The Administration of Chiefdoms
The Wiaganaab and some of his
kambonnalima is paying a visit to the Sandemnaab
On February 9th, 2006 I was able to take part in the installation of the court-officers of the Habondeng chief (Yikpabongo, Komaland). I had the impression that many rituals and above all the names of the officers were adopted from the Mamprusi. Among the new officers were also some kambonnaling1 and I was told that previously these people had been military commanders of the chief’s warriors. There is no doubt that the Konni kambonnaang is linguistically related to the Buli kambonnaab, but the duties of a Bulsa kambonnaab, also called a subchief, seem to be different from those of a Koma kambonnaang. This persuaded me to pay a visit to the Wiaganaab, whom for many years I have called my friend, and ask him to give me some information about the structure and organisation of a chiefly court. The first Bulsa kambonnalima were installed by the British colonial administration.

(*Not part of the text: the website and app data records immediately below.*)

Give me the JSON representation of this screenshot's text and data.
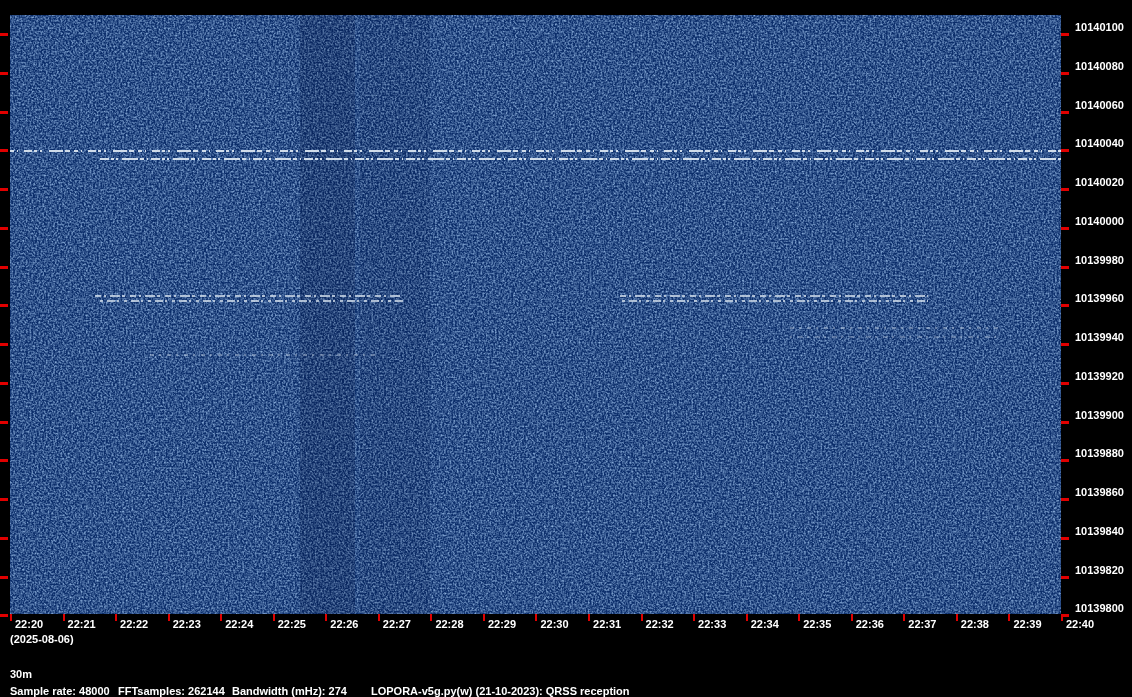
{
  "frequency_axis": {
    "labels": [
      "10140100",
      "10140080",
      "10140060",
      "10140040",
      "10140020",
      "10140000",
      "10139980",
      "10139960",
      "10139940",
      "10139920",
      "10139900",
      "10139880",
      "10139860",
      "10139840",
      "10139820",
      "10139800"
    ]
  },
  "time_axis": {
    "labels": [
      "22:20",
      "22:21",
      "22:22",
      "22:23",
      "22:24",
      "22:25",
      "22:26",
      "22:27",
      "22:28",
      "22:29",
      "22:30",
      "22:31",
      "22:32",
      "22:33",
      "22:34",
      "22:35",
      "22:36",
      "22:37",
      "22:38",
      "22:39",
      "22:40"
    ],
    "date": "(2025-08-06)"
  },
  "band": "30m",
  "status": {
    "sample_rate": "Sample rate: 48000",
    "fft_samples": "FFTsamples: 262144",
    "bandwidth": "Bandwidth (mHz): 274",
    "program": "LOPORA-v5g.py(w) (21-10-2023): QRSS reception"
  }
}
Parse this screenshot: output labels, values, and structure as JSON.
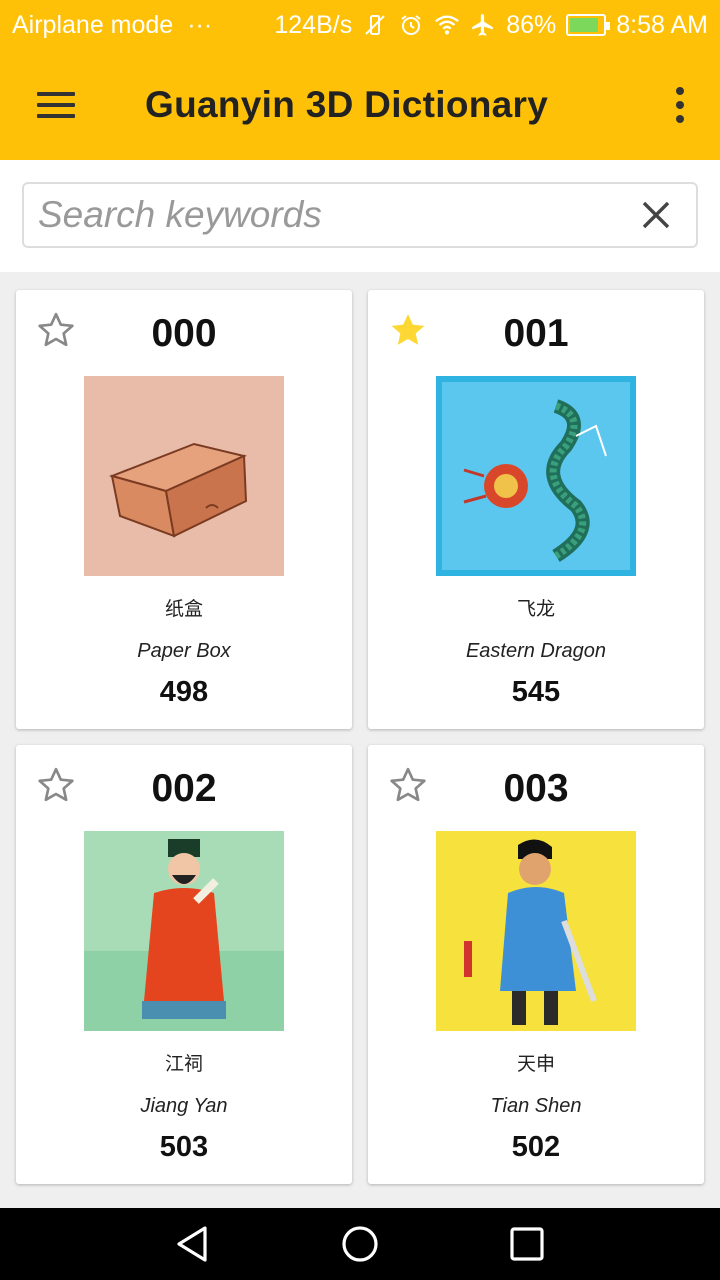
{
  "status_bar": {
    "mode": "Airplane mode",
    "more": "···",
    "net_speed": "124B/s",
    "battery_pct": "86%",
    "battery_level": 0.86,
    "time": "8:58 AM"
  },
  "app_bar": {
    "title": "Guanyin 3D Dictionary",
    "menu_icon": "hamburger-icon",
    "overflow_icon": "more-vert-icon"
  },
  "search": {
    "value": "",
    "placeholder": "Search keywords",
    "clear_icon": "close-icon"
  },
  "cards": [
    {
      "code": "000",
      "chinese": "纸盒",
      "english": "Paper Box",
      "number": "498",
      "favorite": false,
      "image": "paper-box-illustration"
    },
    {
      "code": "001",
      "chinese": "飞龙",
      "english": "Eastern Dragon",
      "number": "545",
      "favorite": true,
      "image": "eastern-dragon-illustration"
    },
    {
      "code": "002",
      "chinese": "江祠",
      "english": "Jiang Yan",
      "number": "503",
      "favorite": false,
      "image": "jiang-yan-illustration"
    },
    {
      "code": "003",
      "chinese": "天申",
      "english": "Tian Shen",
      "number": "502",
      "favorite": false,
      "image": "tian-shen-illustration"
    }
  ],
  "colors": {
    "primary": "#ffc107",
    "favorite_star": "#fdd835",
    "star_outline": "#888888",
    "caret": "#1e88e5"
  },
  "nav_bar": {
    "back_icon": "back-triangle-icon",
    "home_icon": "home-circle-icon",
    "recents_icon": "recents-square-icon"
  }
}
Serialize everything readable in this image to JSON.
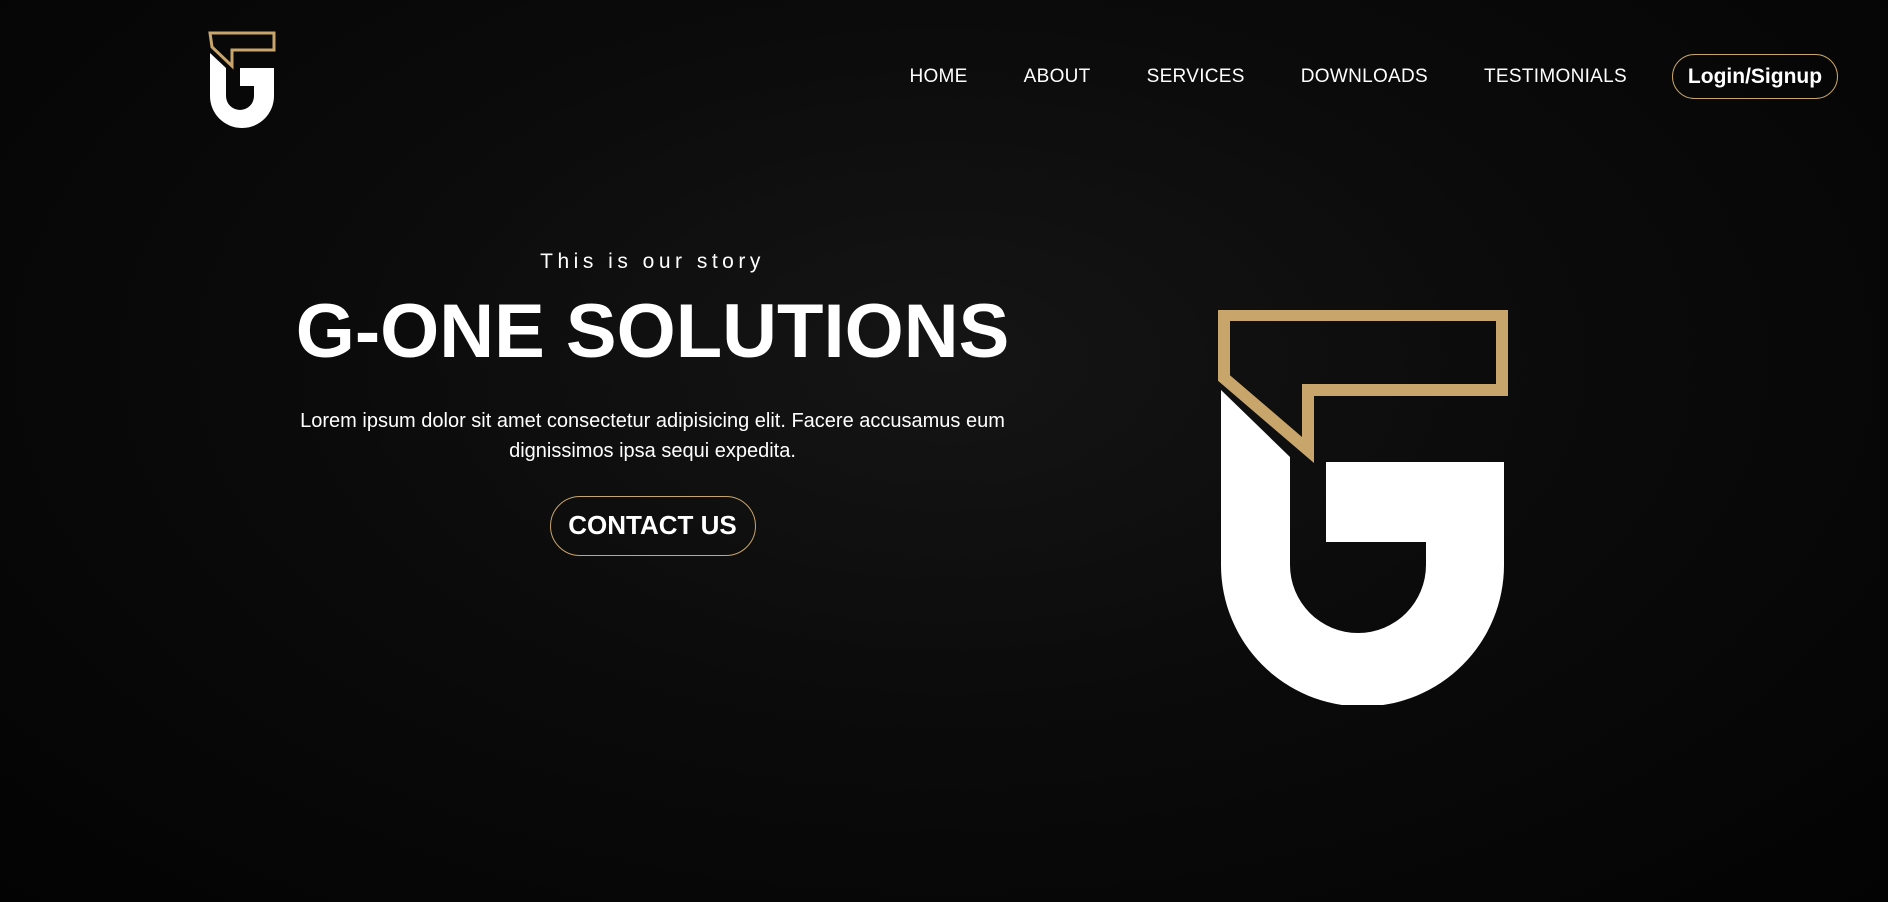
{
  "brand": {
    "logo_icon": "g-one-logo-icon",
    "accent_color": "#c8a56a",
    "logo_white": "#ffffff"
  },
  "nav": {
    "items": [
      {
        "label": "HOME"
      },
      {
        "label": "ABOUT"
      },
      {
        "label": "SERVICES"
      },
      {
        "label": "DOWNLOADS"
      },
      {
        "label": "TESTIMONIALS"
      }
    ],
    "login_label": "Login/Signup"
  },
  "hero": {
    "eyebrow": "This is our story",
    "title": "G-ONE SOLUTIONS",
    "description": "Lorem ipsum dolor sit amet consectetur adipisicing elit. Facere accusamus eum dignissimos ipsa sequi expedita.",
    "cta_label": "CONTACT US"
  }
}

Today their office is related to a precisely defined area in which they have taken over particular tasks commissioned by the chief. The Wiaga chief has 16 kambonnalima (see box), who were elected by the heads of compounds (yeri nyam) in a way similar to how chiefs are elected, which means that on election day a candidate is placed under a tree and all of those men who vote for him join him. The votes prescribe who will be the next kambonnaab for a particular section. A kambonnaab can be deposed by the chief and his elders in consensus with the people.
1. Yisobsa-Guuta (Yisobsa-West)
2. Yisobsa-Kpaandem (Yisobsa-East)
In addition to the kambonnalima the court officers, also called elders (nisomba) assist the chief in administering the village affairs falling under the responsibilities of a chief. In Wiaga this body of elders consists of the following people:
1) Biisitieroa: the "linguist" or "interpreter", who, in a speech, repeats the chief’s quietly spoken phrases in a loud voice
2) Nisom-naab: the leader of administration
3) Nansiung-naab: He must be from the chief’s compound and represents the interests of this compound.
4) Tugoruk-naab: war leader
5) Bimbaansa-naab: youth leader
6) Naayogsum-naab: the person responsible for the chief’s umbrella
7) Tantieroa: messenger; under him there are some sub-messengers
8) Mangazia: the women’s leader; she does not take part in all meetings of the elders.
9-11) Three representatives of the kambonnalima (subchiefs)
12) The secretary: He records the minutes of the proceedings.
On principle, the structure of this advisory board is similar across all Bulsa villages. In Sandema, there are, however, more kambonnalima (22 in 2011).
Traditional councils (which today are called area councils) were institutions which had been independent from the chiefly court. Today, however, these councils are summoned by the chief and their formerly independent committees now usually consist of the chief’s elders. There are eight area councils in the Bulsa District, which together make up the District Assembly. One council may comprises deputies from one, two or three chiefdoms, e.g.:
one council for Sandema
one council for Chuchuliga
one council for Fumbisi
one council for Wiaga and Kadema
one council for Bachonsa, Doninga and Siniensi
one council for Gbedema and Kanjaga
The Sandemnaab (in red) and some of his elders
For the future some very drastic changes are under discussion. It has been proposed to give all Bulsa chiefs the status of a paramount chief. This would mean that the current leading position of the Sandemnaab and his influence on the elections of the other chiefs would have to be given up.
Another plan is to separate the present Bulsa District, the largest in the Upper East Region, into a Northern and a Southern district. Even today the Bulsa District forms two constituencies in all elections: Bulsa North and Bulsa South. To make the number of voters in both constituencies approximately equal some sections of Wiaga (e.g. Zamsa) were added to the Bulsa South Constituency. Now people of Wiaga fear that these sections may also become part of the Southern Bulsa District.
The problem of the Bulsa who live in villages outside the Bulsa District will be discussed in a separate article of Buluk 6.
Link: Sections of the Bulsa District